SpaceX launched its latest batch of satellites to operate the Starlink satellite broadband service yesterday. The company also revealed that it now has 500K pre-orders for the service, with prospective customers paying $99 each.
Yesterday’s launch put 60 satellites in orbit and was actually the second Starlink launch in a week’s time. SpaceX now has about 1,500 Starlink satellites in orbit, forming a growing constellation to bring satellite broadband to the planet. Eventually Starlink could have as many as 12K satellites.
The company webcast yesterday’s launch and revealed during the webcast that it had received the 500K pre-orders. Starlink began taking pre-orders in February, and customers have to pay a refundable $99 fee to pre-order. Previously Starlink had confirmed only 10K beta customers. The service currently also requires a $499 commitment for equipment.
There has been plenty of speculation regarding SpaceX’s ability to scale Starlink, and reaching 500K pre-orders is noteworthy. The company has won provisional funding from the FCC’s RDOF program to serve 642K rural locations. Some, maybe many, of those 500K pre-orders may be already captured in the 642K RDOF commitments. But then again, maybe not.
Some have made an argument with the FCC that SpaceX won’t even be able to adequately serve the 642K RDOF commitments, much less hundreds of thousands more.
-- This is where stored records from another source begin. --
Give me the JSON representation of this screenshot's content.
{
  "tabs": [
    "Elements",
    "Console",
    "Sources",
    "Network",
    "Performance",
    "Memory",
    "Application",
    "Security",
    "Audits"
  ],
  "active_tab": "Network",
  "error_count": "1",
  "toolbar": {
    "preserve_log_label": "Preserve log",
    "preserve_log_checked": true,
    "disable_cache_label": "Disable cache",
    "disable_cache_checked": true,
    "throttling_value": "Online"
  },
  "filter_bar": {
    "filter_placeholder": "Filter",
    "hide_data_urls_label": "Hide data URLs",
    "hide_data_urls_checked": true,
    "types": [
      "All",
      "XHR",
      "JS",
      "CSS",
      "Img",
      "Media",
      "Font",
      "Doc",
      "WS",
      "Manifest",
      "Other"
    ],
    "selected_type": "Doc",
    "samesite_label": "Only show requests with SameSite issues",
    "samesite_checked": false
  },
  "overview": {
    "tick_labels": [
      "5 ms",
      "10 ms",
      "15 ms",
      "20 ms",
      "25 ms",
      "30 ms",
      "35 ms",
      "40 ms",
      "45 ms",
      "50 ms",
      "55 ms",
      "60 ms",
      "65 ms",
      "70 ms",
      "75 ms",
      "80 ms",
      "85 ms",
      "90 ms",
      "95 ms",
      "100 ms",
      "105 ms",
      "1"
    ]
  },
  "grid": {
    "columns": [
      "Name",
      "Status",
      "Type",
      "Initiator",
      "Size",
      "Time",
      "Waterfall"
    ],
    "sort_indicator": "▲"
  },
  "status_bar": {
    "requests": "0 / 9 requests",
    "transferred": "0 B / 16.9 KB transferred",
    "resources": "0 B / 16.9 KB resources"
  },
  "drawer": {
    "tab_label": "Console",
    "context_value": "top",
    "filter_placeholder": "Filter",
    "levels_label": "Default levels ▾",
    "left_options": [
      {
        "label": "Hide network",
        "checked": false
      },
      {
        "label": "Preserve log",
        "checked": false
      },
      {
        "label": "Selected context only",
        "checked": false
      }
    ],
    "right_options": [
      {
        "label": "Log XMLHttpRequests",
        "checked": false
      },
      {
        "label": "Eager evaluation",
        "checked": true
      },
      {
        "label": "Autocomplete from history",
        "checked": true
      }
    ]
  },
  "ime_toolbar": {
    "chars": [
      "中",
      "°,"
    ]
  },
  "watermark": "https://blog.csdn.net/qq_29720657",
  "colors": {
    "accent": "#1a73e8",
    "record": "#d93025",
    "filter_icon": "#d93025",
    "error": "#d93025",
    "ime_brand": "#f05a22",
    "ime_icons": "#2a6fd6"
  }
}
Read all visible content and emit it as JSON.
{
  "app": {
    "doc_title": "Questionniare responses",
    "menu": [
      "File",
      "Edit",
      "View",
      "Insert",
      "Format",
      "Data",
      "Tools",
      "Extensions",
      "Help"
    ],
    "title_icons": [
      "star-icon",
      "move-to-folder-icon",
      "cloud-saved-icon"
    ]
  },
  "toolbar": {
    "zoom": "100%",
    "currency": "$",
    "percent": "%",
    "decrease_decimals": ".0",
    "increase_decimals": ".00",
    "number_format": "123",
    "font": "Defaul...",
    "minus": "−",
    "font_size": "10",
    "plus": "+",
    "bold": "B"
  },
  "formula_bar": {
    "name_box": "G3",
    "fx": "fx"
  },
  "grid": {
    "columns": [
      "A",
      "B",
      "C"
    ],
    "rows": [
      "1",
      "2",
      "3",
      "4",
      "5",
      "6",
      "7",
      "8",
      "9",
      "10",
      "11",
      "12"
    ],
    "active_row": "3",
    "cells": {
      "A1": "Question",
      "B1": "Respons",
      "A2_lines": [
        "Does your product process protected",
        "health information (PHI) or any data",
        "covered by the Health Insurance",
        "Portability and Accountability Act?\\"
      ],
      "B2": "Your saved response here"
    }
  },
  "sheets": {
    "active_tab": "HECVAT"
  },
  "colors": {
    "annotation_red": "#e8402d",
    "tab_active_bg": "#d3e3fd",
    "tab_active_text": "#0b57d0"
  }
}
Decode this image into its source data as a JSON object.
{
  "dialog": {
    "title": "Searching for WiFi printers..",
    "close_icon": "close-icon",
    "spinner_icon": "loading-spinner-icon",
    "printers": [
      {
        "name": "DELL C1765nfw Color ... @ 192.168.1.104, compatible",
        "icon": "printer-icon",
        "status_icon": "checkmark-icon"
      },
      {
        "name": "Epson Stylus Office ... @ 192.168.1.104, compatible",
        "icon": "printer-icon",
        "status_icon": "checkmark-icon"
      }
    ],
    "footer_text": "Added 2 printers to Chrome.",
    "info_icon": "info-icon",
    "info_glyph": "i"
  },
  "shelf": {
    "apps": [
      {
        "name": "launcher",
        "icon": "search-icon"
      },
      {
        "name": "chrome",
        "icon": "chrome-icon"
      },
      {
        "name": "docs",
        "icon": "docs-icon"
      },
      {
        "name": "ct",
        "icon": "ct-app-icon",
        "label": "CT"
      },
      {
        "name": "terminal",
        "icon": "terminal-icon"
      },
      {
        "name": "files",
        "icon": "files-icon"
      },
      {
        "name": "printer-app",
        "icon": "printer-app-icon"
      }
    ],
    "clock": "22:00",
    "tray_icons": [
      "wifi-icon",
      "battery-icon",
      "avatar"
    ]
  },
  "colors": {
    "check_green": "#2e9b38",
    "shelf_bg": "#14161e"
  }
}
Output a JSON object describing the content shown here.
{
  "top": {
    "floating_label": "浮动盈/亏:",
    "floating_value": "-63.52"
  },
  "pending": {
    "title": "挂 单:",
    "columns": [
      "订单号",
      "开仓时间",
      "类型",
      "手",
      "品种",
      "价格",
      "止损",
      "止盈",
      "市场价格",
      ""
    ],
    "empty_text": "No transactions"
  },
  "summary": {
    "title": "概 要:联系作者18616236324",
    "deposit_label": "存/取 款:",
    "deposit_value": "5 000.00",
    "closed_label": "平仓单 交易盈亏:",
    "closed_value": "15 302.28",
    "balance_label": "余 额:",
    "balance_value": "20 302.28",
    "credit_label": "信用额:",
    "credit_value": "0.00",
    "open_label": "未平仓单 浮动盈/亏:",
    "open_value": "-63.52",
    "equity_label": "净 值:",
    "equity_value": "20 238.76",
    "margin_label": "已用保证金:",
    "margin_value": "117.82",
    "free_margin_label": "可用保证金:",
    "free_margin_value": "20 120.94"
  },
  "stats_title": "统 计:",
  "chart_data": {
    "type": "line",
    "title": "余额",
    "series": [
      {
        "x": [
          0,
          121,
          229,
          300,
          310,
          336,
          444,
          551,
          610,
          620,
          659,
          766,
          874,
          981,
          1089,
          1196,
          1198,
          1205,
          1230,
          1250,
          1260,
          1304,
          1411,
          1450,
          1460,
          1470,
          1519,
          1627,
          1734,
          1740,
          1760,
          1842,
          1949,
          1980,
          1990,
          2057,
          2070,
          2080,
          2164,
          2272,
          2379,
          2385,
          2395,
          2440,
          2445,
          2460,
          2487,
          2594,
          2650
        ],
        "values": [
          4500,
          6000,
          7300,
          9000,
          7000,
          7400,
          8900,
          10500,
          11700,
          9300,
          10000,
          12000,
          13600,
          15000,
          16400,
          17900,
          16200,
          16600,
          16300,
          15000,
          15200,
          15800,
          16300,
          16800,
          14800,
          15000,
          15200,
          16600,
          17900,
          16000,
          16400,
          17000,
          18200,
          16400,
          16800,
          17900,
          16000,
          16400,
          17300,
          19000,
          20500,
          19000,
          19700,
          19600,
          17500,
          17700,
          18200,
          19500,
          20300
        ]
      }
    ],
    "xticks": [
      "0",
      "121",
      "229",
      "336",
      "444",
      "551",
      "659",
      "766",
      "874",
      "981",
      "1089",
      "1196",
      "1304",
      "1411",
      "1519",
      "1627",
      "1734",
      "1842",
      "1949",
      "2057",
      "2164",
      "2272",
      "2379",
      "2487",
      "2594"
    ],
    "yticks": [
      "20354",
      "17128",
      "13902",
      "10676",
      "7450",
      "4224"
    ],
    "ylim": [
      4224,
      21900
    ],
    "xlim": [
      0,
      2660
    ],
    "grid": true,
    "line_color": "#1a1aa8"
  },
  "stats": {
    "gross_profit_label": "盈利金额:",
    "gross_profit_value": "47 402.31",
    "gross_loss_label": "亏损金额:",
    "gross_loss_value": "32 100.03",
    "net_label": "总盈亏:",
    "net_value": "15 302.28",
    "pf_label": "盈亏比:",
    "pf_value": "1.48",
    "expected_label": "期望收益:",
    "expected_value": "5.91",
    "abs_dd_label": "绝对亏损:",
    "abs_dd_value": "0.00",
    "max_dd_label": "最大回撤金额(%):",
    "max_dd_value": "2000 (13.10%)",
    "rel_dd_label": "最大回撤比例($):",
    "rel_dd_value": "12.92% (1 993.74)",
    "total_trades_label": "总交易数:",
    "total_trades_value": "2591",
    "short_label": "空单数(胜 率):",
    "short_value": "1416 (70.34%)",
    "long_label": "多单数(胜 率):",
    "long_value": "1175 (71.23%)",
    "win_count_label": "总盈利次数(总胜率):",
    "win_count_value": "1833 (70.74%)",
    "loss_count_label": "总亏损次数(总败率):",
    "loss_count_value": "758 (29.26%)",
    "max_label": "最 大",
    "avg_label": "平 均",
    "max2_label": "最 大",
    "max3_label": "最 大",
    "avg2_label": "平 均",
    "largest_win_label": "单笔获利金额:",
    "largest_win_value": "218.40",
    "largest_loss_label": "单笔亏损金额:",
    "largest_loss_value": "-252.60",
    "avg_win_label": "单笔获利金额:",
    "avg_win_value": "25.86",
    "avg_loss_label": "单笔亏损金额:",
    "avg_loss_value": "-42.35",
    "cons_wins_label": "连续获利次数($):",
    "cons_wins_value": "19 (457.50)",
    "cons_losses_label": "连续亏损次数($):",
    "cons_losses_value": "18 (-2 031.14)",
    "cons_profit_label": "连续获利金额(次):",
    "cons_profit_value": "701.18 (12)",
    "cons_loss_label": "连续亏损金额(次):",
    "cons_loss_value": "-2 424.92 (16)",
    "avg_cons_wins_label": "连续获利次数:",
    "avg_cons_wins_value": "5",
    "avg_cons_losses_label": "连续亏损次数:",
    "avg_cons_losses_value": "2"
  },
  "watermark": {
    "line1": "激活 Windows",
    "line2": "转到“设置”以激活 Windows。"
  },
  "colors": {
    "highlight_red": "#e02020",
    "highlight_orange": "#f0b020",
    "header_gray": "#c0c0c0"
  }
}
Financial analysts MoffetNathanson estimate the total market for Starlink will be 300K to 800K households.
Between the 500K Starlink pre-orders and the 642K RDOF locations, SpaceX may have already surpassed that estimate. Is Starlink properly engineered to handle this much capacity? We’ll soon find out.
Always confident SpaceX CEO Elon Musk sees no problem. In responding to a CNBC report by tweet, Musk said that the initial 500K will receive service and Starlink’s only limitation will be serving a high density of users in urban areas.
In addition to serving stationary locations, Starlink has aspirations of providing satellite delivered broadband to moving customers on boats, trucks, RVs, and others. That adds even more potential customers and more capacity constraints to the service.